[[ Records for the task, beginning ]]

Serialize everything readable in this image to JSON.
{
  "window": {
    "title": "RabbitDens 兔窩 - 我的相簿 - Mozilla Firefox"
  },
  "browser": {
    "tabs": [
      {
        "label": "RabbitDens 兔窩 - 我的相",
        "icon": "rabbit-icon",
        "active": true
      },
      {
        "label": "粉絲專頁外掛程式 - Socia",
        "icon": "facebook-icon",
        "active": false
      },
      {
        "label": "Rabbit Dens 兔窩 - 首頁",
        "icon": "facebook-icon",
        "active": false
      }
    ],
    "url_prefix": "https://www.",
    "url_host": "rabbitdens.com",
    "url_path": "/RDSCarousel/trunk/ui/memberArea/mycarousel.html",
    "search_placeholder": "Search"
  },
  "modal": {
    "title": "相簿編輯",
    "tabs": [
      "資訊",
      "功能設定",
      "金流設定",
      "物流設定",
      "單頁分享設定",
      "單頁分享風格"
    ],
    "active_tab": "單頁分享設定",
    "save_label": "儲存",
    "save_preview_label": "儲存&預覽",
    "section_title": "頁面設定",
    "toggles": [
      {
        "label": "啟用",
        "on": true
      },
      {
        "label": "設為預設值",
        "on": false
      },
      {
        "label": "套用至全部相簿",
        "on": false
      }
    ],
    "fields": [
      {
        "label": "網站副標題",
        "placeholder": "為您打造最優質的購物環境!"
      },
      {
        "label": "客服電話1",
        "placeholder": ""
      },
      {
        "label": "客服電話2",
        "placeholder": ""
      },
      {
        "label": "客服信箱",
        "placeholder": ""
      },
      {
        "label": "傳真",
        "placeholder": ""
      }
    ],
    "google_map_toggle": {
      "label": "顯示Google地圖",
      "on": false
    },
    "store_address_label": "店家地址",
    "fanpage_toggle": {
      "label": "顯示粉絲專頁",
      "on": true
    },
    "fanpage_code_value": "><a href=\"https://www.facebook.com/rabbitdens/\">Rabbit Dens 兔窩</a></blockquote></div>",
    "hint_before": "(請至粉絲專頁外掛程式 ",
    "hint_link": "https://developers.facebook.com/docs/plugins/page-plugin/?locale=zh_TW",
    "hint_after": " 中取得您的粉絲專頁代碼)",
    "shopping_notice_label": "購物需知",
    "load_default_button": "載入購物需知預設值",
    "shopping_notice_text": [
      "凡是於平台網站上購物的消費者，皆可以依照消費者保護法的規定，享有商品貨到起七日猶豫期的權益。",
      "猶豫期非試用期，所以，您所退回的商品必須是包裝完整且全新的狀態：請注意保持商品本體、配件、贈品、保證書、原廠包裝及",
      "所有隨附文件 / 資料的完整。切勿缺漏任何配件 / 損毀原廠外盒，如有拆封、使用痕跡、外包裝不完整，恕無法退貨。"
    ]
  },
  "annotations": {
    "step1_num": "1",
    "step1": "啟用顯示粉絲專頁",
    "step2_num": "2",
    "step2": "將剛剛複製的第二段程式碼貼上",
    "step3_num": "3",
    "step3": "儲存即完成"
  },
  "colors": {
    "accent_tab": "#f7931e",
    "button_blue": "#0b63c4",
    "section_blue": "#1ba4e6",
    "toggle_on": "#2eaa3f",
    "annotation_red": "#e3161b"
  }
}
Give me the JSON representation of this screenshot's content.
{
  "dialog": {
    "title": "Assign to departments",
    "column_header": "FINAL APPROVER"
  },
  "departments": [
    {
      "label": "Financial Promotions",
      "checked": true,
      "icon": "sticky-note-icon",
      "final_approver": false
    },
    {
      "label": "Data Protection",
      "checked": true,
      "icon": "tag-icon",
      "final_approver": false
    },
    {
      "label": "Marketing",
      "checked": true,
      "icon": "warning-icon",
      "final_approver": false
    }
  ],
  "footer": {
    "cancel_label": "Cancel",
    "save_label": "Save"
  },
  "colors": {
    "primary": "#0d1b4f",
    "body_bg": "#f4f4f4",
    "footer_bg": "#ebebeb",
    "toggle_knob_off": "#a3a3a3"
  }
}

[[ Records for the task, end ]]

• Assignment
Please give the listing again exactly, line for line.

• Reply to the exercise
Serialize everything readable in this image to JSON.
{
  "window": {
    "title": "RabbitDens 兔窩 - 我的相簿 - Mozilla Firefox"
  },
  "browser": {
    "tabs": [
      {
        "label": "RabbitDens 兔窩 - 我的相",
        "icon": "rabbit-icon",
        "active": true
      },
      {
        "label": "粉絲專頁外掛程式 - Socia",
        "icon": "facebook-icon",
        "active": false
      },
      {
        "label": "Rabbit Dens 兔窩 - 首頁",
        "icon": "facebook-icon",
        "active": false
      }
    ],
    "url_prefix": "https://www.",
    "url_host": "rabbitdens.com",
    "url_path": "/RDSCarousel/trunk/ui/memberArea/mycarousel.html",
    "search_placeholder": "Search"
  },
  "modal": {
    "title": "相簿編輯",
    "tabs": [
      "資訊",
      "功能設定",
      "金流設定",
      "物流設定",
      "單頁分享設定",
      "單頁分享風格"
    ],
    "active_tab": "單頁分享設定",
    "save_label": "儲存",
    "save_preview_label": "儲存&預覽",
    "section_title": "頁面設定",
    "toggles": [
      {
        "label": "啟用",
        "on": true
      },
      {
        "label": "設為預設值",
        "on": false
      },
      {
        "label": "套用至全部相簿",
        "on": false
      }
    ],
    "fields": [
      {
        "label": "網站副標題",
        "placeholder": "為您打造最優質的購物環境!"
      },
      {
        "label": "客服電話1",
        "placeholder": ""
      },
      {
        "label": "客服電話2",
        "placeholder": ""
      },
      {
        "label": "客服信箱",
        "placeholder": ""
      },
      {
        "label": "傳真",
        "placeholder": ""
      }
    ],
    "google_map_toggle": {
      "label": "顯示Google地圖",
      "on": false
    },
    "store_address_label": "店家地址",
    "fanpage_toggle": {
      "label": "顯示粉絲專頁",
      "on": true
    },
    "fanpage_code_value": "><a href=\"https://www.facebook.com/rabbitdens/\">Rabbit Dens 兔窩</a></blockquote></div>",
    "hint_before": "(請至粉絲專頁外掛程式 ",
    "hint_link": "https://developers.facebook.com/docs/plugins/page-plugin/?locale=zh_TW",
    "hint_after": " 中取得您的粉絲專頁代碼)",
    "shopping_notice_label": "購物需知",
    "load_default_button": "載入購物需知預設值",
    "shopping_notice_text": [
      "凡是於平台網站上購物的消費者，皆可以依照消費者保護法的規定，享有商品貨到起七日猶豫期的權益。",
      "猶豫期非試用期，所以，您所退回的商品必須是包裝完整且全新的狀態：請注意保持商品本體、配件、贈品、保證書、原廠包裝及",
      "所有隨附文件 / 資料的完整。切勿缺漏任何配件 / 損毀原廠外盒，如有拆封、使用痕跡、外包裝不完整，恕無法退貨。"
    ]
  },
  "annotations": {
    "step1_num": "1",
    "step1": "啟用顯示粉絲專頁",
    "step2_num": "2",
    "step2": "將剛剛複製的第二段程式碼貼上",
    "step3_num": "3",
    "step3": "儲存即完成"
  },
  "colors": {
    "accent_tab": "#f7931e",
    "button_blue": "#0b63c4",
    "section_blue": "#1ba4e6",
    "toggle_on": "#2eaa3f",
    "annotation_red": "#e3161b"
  }
}
Give me the JSON representation of this screenshot's content.
{
  "dialog": {
    "title": "Assign to departments",
    "column_header": "FINAL APPROVER"
  },
  "departments": [
    {
      "label": "Financial Promotions",
      "checked": true,
      "icon": "sticky-note-icon",
      "final_approver": false
    },
    {
      "label": "Data Protection",
      "checked": true,
      "icon": "tag-icon",
      "final_approver": false
    },
    {
      "label": "Marketing",
      "checked": true,
      "icon": "warning-icon",
      "final_approver": false
    }
  ],
  "footer": {
    "cancel_label": "Cancel",
    "save_label": "Save"
  },
  "colors": {
    "primary": "#0d1b4f",
    "body_bg": "#f4f4f4",
    "footer_bg": "#ebebeb",
    "toggle_knob_off": "#a3a3a3"
  }
}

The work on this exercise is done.